The death toll from Beirut's massive explosion on 4 August has climbed to 171, a health ministry spokesperson said.
The new figure, up from 160, came a week since the blast destroyed swathes of the Lebanese capital, wounding more than 6,000 and temporarily displacing 300,000 people from their homes.
At 6.08pm, church bells rang and mosques called for prayer at the precise moment the massive explosion detonated last week.
Near the port, several hundred Lebanese gathered, mostly dressed in white, some of them from the devastated nearby Gemmayze neighbourhood.

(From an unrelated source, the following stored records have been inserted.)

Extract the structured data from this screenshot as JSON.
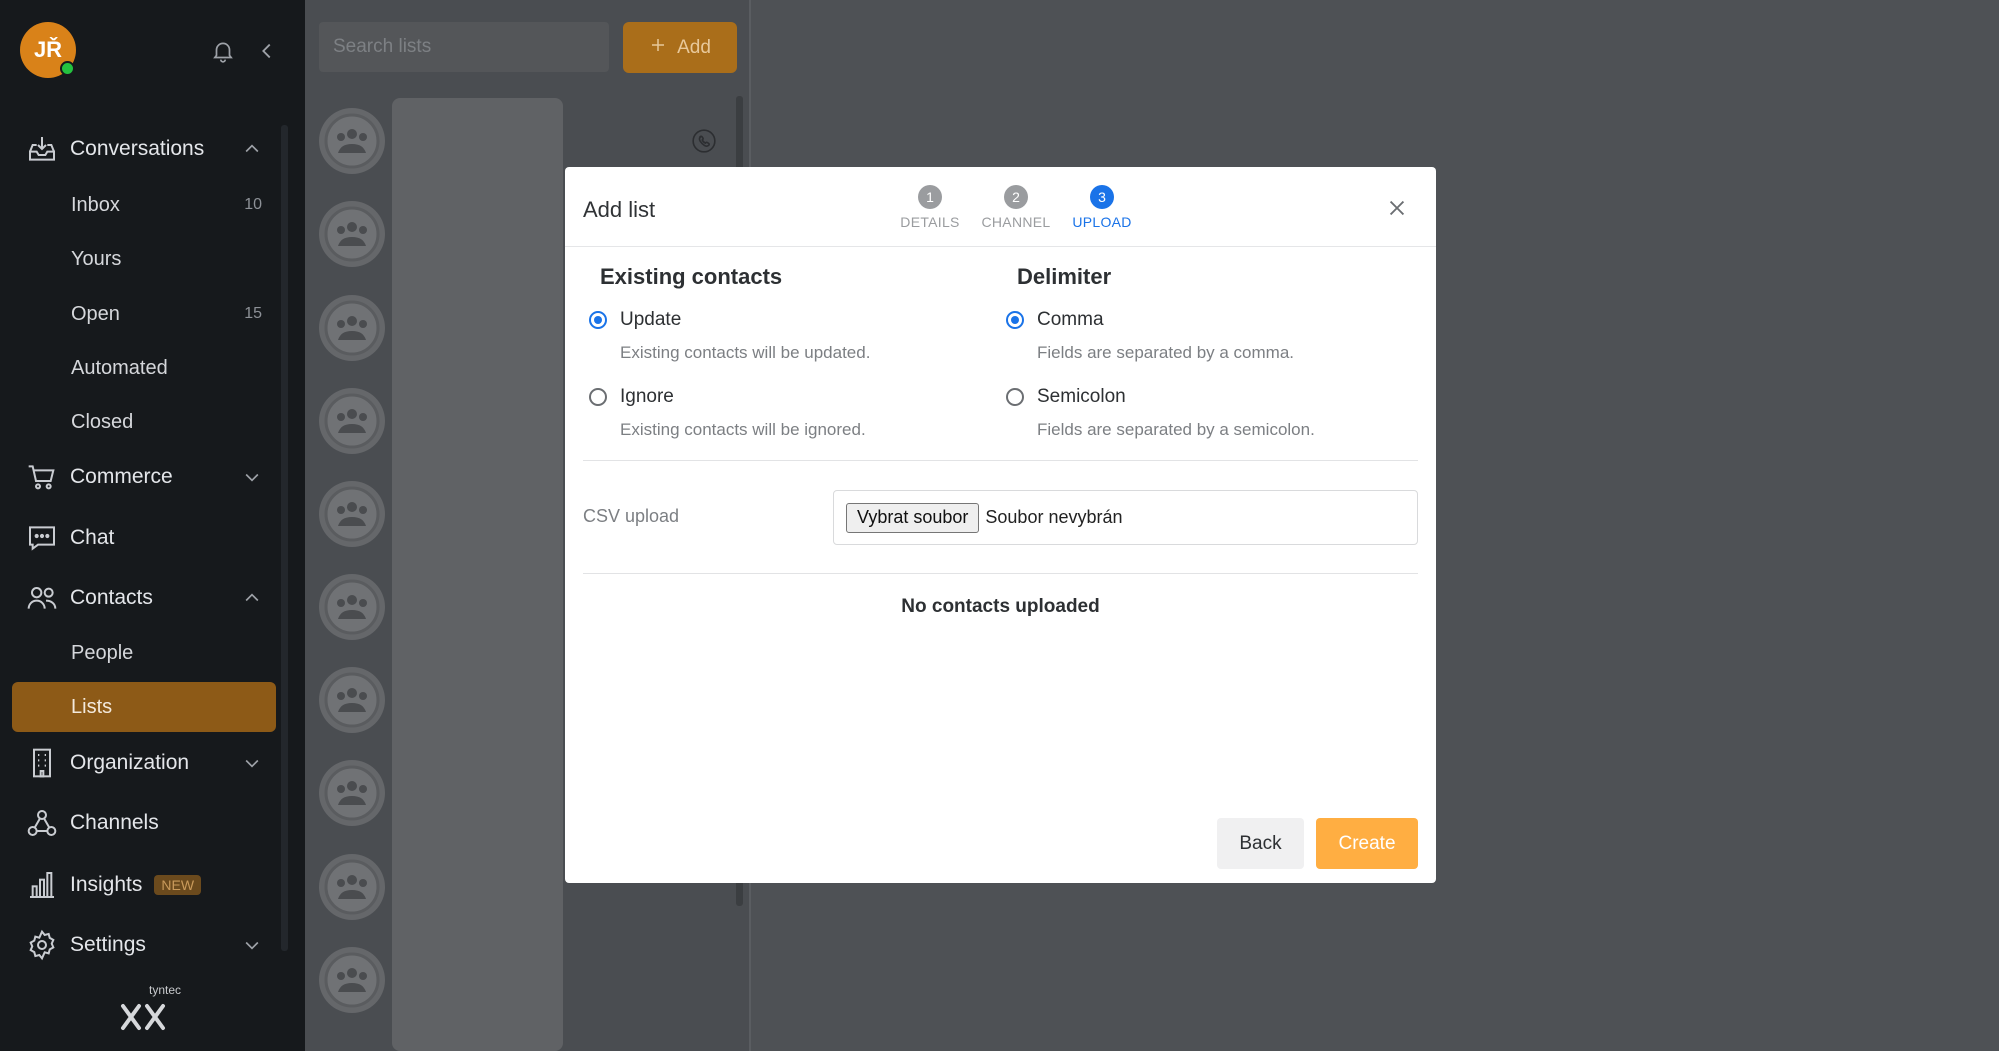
{
  "user": {
    "initials": "JŘ",
    "status": "online"
  },
  "sidebar": {
    "sections": [
      {
        "label": "Conversations",
        "icon": "inbox-tray-icon",
        "expanded": true
      },
      {
        "label": "Commerce",
        "icon": "cart-icon",
        "expanded": false
      },
      {
        "label": "Chat",
        "icon": "chat-bubble-icon"
      },
      {
        "label": "Contacts",
        "icon": "people-icon",
        "expanded": true
      },
      {
        "label": "Organization",
        "icon": "building-icon",
        "expanded": false
      },
      {
        "label": "Channels",
        "icon": "network-icon"
      },
      {
        "label": "Insights",
        "icon": "bar-chart-icon",
        "badge": "NEW"
      },
      {
        "label": "Settings",
        "icon": "gear-icon",
        "expanded": false
      }
    ],
    "conversation_items": [
      {
        "label": "Inbox",
        "count": "10"
      },
      {
        "label": "Yours",
        "count": ""
      },
      {
        "label": "Open",
        "count": "15"
      },
      {
        "label": "Automated",
        "count": ""
      },
      {
        "label": "Closed",
        "count": ""
      }
    ],
    "contact_items": [
      {
        "label": "People"
      },
      {
        "label": "Lists",
        "active": true
      }
    ],
    "brand": "tyntec"
  },
  "lists": {
    "search_placeholder": "Search lists",
    "add_label": "Add"
  },
  "modal": {
    "title": "Add list",
    "steps": [
      {
        "num": "1",
        "label": "DETAILS"
      },
      {
        "num": "2",
        "label": "CHANNEL"
      },
      {
        "num": "3",
        "label": "UPLOAD",
        "active": true
      }
    ],
    "existing_contacts": {
      "title": "Existing contacts",
      "options": [
        {
          "label": "Update",
          "hint": "Existing contacts will be updated.",
          "selected": true
        },
        {
          "label": "Ignore",
          "hint": "Existing contacts will be ignored.",
          "selected": false
        }
      ]
    },
    "delimiter": {
      "title": "Delimiter",
      "options": [
        {
          "label": "Comma",
          "hint": "Fields are separated by a comma.",
          "selected": true
        },
        {
          "label": "Semicolon",
          "hint": "Fields are separated by a semicolon.",
          "selected": false
        }
      ]
    },
    "csv_label": "CSV upload",
    "file_button": "Vybrat soubor",
    "file_status": "Soubor nevybrán",
    "empty_message": "No contacts uploaded",
    "back_label": "Back",
    "create_label": "Create"
  },
  "colors": {
    "accent": "#ffae42",
    "active_nav": "#8d5a17",
    "primary_blue": "#1a73e8",
    "sidebar_bg": "#16191c"
  }
}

Waving placards with the names of victims, their nationality and a green cedar, the emblem of Lebanon, they marked the tragic moment the blast blew up entire neighbourhoods.

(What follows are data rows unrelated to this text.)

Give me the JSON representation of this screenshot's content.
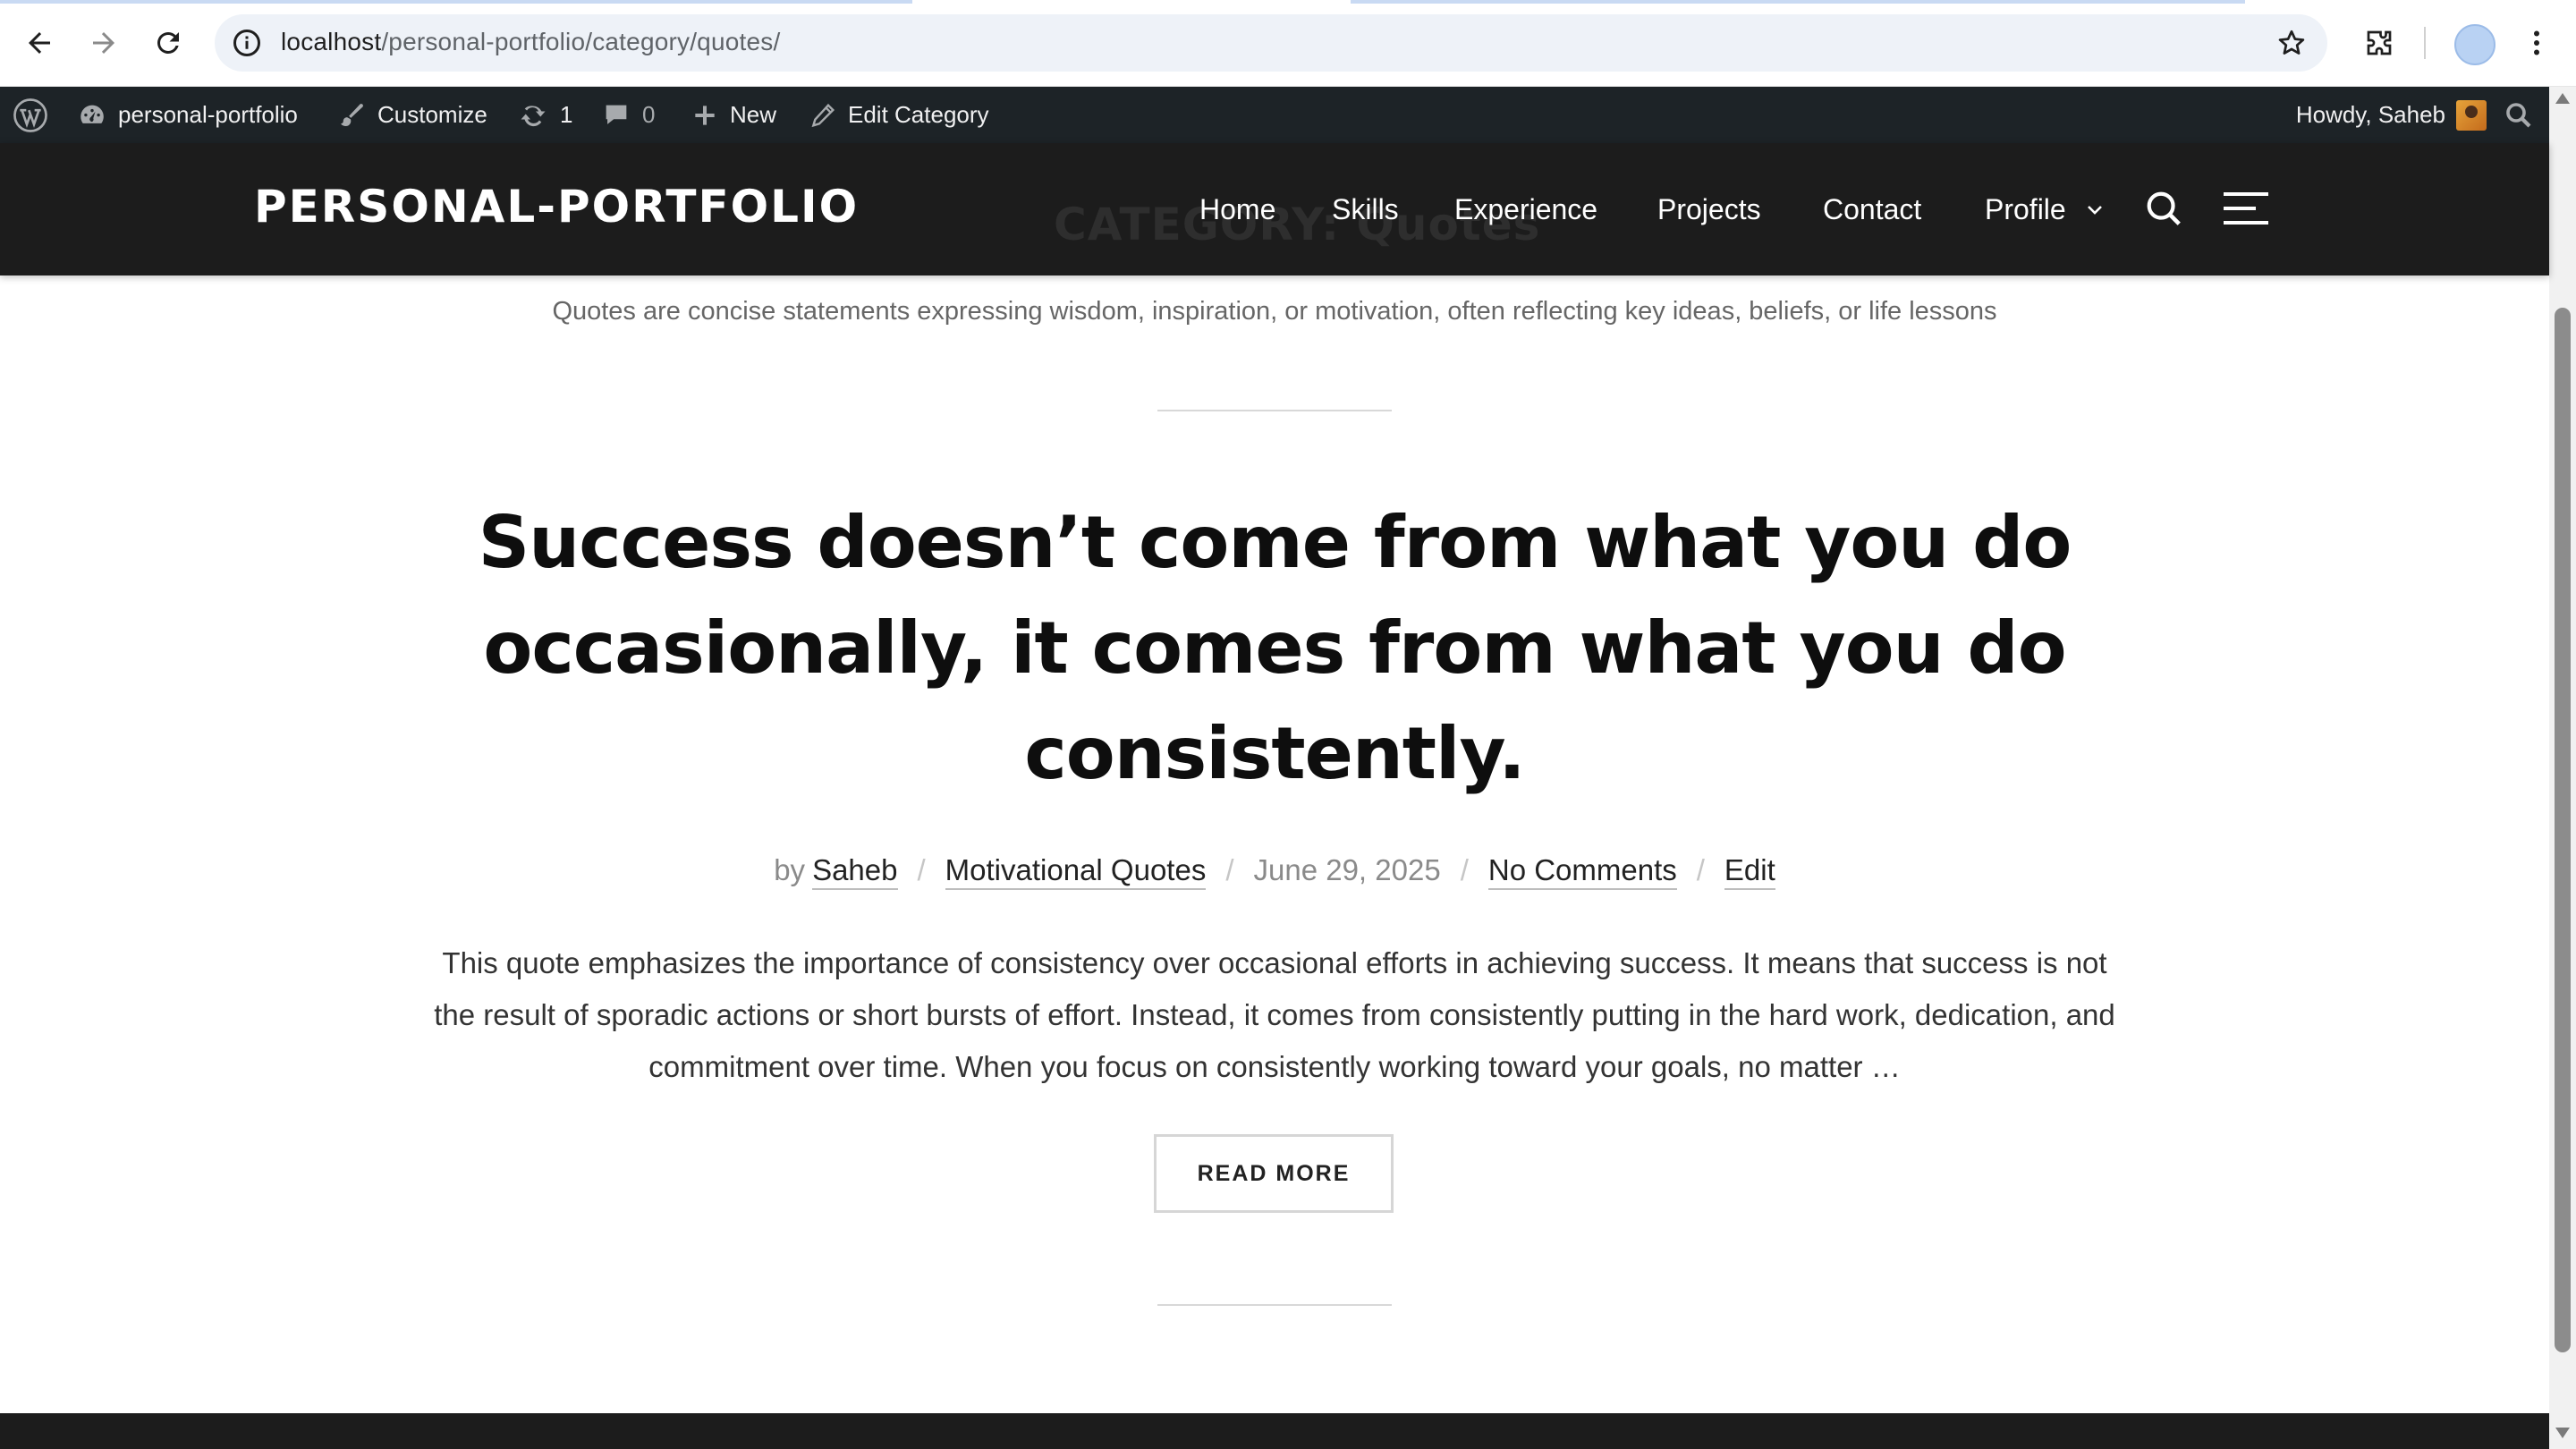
{
  "browser": {
    "url_host": "localhost",
    "url_path": "/personal-portfolio/category/quotes/"
  },
  "admin_bar": {
    "site_name": "personal-portfolio",
    "customize": "Customize",
    "updates_count": "1",
    "comments_count": "0",
    "new": "New",
    "edit_category": "Edit Category",
    "howdy": "Howdy, Saheb"
  },
  "site": {
    "title": "PERSONAL-PORTFOLIO",
    "category_heading": "CATEGORY: Quotes",
    "nav": [
      "Home",
      "Skills",
      "Experience",
      "Projects",
      "Contact",
      "Profile"
    ]
  },
  "category": {
    "description": "Quotes are concise statements expressing wisdom, inspiration, or motivation, often reflecting key ideas, beliefs, or life lessons"
  },
  "post": {
    "title": "Success doesn’t come from what you do occasionally, it comes from what you do consistently.",
    "by": "by",
    "author": "Saheb",
    "category": "Motivational Quotes",
    "date": "June 29, 2025",
    "comments": "No Comments",
    "edit": "Edit",
    "excerpt": "This quote emphasizes the importance of consistency over occasional efforts in achieving success. It means that success is not the result of sporadic actions or short bursts of effort. Instead, it comes from consistently putting in the hard work, dedication, and commitment over time. When you focus on consistently working toward your goals, no matter …",
    "read_more": "READ MORE"
  }
}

Some were crying, others held back their tears with great difficulty.
Ali Noureddin lost his 27-year-old brother Ayman in the blast.
"My brother died because of state negligence and corruption", he said, holding a photo of Ayman.
"Change will only happen when the entire regime changes. But I hope all these young people here and my brother's death can bring about change".
On a giant screen, videos of the blast were shown, along with scenes of the panic that followed, in the harbourside districts that have been transformed into fields of ruins.
"We will not mourn, we will not wear black until we bury those in power," said one of the speakers as the list of victims' names scrolled down the screen.
"All means all," the mourners chanted to call for the departure not just of the government but of the entire political class they blame for the tragedy.